The pattern depends entirely on our need and the available economy. We will mention the light patterns relevant to our domestic needs where we all spend most of our life time.

Bathrooms:

In the bathroom, we first have to determine the environment and the temperature. The places where a bath is taken or a sink is placed face humidity due to hot water, similar to the sprinklers of different types and the use of sinks and glass walls. Spots near sink areas can have two 4-inch-diameter lights for full illumination, as intricate facial makeovers need to be prominent in the mirror and glare cut.
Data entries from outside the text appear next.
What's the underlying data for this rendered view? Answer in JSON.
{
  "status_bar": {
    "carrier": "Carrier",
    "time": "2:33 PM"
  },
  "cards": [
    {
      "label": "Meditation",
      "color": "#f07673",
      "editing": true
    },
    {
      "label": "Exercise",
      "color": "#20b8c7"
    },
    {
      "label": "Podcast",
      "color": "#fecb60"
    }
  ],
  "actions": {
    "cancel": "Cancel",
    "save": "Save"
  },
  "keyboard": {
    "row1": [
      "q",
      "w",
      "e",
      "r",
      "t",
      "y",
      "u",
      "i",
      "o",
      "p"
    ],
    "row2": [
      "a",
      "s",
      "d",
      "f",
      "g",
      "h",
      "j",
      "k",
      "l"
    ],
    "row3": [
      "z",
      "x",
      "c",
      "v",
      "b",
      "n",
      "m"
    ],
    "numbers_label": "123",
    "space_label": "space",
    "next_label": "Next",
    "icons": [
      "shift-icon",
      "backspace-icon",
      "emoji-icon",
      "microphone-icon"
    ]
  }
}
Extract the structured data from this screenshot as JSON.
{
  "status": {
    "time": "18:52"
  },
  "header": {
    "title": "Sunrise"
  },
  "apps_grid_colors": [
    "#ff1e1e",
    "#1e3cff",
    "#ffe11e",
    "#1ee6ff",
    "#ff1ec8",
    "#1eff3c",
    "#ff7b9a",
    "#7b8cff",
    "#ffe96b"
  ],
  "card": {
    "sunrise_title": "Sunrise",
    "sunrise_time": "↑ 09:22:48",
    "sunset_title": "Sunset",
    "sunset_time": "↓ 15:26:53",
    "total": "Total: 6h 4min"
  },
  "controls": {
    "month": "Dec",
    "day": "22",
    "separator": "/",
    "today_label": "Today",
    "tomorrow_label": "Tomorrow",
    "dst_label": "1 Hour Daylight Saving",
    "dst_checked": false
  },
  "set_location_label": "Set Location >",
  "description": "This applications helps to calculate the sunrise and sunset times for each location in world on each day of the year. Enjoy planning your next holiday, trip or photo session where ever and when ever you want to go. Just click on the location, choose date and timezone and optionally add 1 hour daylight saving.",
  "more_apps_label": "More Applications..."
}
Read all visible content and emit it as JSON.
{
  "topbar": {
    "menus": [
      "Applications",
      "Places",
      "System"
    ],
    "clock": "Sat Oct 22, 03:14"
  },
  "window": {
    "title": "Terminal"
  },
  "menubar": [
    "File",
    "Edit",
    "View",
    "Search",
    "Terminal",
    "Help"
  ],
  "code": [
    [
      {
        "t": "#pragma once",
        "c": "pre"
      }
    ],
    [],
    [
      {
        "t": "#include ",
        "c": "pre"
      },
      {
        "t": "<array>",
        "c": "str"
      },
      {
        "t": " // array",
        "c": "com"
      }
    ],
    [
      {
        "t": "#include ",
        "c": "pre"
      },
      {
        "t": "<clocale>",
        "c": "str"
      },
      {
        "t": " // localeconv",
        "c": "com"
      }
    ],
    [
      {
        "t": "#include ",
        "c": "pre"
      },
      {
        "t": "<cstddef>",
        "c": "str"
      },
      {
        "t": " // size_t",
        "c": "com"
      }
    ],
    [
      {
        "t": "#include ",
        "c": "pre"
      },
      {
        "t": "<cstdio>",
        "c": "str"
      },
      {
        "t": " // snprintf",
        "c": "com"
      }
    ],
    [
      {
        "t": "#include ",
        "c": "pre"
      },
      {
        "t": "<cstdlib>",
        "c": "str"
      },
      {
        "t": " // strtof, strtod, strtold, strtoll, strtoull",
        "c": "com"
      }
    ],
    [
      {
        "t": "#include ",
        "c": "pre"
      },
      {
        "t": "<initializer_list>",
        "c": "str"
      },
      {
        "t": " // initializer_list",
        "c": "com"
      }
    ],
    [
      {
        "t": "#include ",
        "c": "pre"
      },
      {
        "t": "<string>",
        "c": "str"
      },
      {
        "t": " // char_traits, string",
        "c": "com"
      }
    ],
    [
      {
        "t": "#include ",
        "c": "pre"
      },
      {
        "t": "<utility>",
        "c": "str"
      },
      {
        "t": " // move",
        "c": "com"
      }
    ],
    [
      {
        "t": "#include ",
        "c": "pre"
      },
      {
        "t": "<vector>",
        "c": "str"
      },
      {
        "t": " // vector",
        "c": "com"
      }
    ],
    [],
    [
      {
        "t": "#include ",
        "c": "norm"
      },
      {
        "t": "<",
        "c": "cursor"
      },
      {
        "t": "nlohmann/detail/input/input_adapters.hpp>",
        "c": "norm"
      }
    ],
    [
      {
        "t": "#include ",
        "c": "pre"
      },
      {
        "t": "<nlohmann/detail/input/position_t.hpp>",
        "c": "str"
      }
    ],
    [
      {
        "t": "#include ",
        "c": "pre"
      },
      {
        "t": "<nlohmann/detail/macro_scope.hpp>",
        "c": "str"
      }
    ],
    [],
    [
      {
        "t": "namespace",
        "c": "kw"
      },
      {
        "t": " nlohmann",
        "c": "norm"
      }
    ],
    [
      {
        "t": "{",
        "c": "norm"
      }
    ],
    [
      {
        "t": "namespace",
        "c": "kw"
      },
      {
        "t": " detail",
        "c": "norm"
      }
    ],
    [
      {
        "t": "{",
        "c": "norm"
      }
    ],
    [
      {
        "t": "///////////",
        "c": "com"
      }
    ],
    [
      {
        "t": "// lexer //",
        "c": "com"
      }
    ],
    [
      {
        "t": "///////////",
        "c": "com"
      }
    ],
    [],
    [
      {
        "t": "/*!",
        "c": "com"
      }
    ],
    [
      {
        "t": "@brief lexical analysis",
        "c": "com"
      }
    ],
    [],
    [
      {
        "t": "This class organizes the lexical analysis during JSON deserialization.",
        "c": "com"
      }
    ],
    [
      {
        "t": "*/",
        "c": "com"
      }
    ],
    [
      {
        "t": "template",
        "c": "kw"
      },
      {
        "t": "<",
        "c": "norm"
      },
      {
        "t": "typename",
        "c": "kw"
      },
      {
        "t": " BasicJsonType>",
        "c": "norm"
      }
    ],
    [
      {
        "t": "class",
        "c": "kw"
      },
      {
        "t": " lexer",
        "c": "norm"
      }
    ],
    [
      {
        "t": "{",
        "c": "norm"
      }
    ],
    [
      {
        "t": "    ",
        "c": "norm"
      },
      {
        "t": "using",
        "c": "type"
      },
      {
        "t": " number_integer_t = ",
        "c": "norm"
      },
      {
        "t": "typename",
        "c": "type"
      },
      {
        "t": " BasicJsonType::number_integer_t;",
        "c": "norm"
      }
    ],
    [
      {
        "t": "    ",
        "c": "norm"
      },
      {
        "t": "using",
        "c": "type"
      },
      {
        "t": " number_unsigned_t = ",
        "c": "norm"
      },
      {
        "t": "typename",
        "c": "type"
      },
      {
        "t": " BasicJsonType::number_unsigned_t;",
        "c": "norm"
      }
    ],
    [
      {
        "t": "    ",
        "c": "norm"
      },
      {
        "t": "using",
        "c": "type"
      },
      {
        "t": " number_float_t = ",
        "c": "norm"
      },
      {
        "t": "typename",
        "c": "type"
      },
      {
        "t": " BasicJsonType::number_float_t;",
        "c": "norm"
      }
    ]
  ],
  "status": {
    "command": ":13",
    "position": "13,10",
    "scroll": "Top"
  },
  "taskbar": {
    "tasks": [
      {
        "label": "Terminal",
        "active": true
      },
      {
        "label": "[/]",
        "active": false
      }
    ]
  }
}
Bright lights are not required where shower stalls, bathtubs are involved, only 3 inch diameter 3 lights spaced 3 feet apart are sufficient with a controlled dimmer. They can even be placed as flush against the wall, centering on the wall to create a shadow effect.

Bedroom:

The most ideal is the effect of shadow or flush wall. Focusing a wide spread on the walls. The light is placed on a vertical surface. A 4 inch diameter lights with a total 4 foot spacing 6 in number with 2 on each wall is enough for a 13 x 18 foot room with a 10 foot ceiling height. The light must be sufficient for visibility. You can light all or just 2 on any wall.

Living room, stairs, corridors:

After a hectic routine, one feels relaxed while watching television or listening to soft music. Therefore, the living room should also be illuminated with Wall rasing, but in certain places the accent technique can be used simply to highlight the wall hangings. A secondary stepped ceiling can be used, with fixed lights on the main ceiling, luminaire not visible from the outside, but one light falls and spreads gently but variably on the ceiling. Similarly, the secondary ceiling may have only 4-inch halogen lights but focused away from the sofa toward the floor at an angle. Hallways and stairwells can have decorative lights for sculptures and paintings, while main ceiling lights should have 15W fluorescents for longer run hours and economy.

Dining rooms, Kitchen:

Dining rooms should have direct lighting, such as shining directly onto the top of a surface, such as a table. The dining room can have four 4-inch diameter lights arranged in a box on the table, or 12V halogen, each focused on each plate or user area. The number of chairs, the same number will be the lights. The kitchen should be well lit. It is a combination of functions and activities. Halogens or LEDs can be placed under wall cabinets centering on the top of the cabinet for easy handling of dinnerware and other items. Similarly, the main lights should be lights at least 3.6 inches in diameter with 35W fluorescent bulbs each arranged in an equilateral triangle.

Spot lights, mostly halogen, can be placed under the top of the oven hood along with the vent. The places where there is more use and more light is required, preference should be given to fluorescents.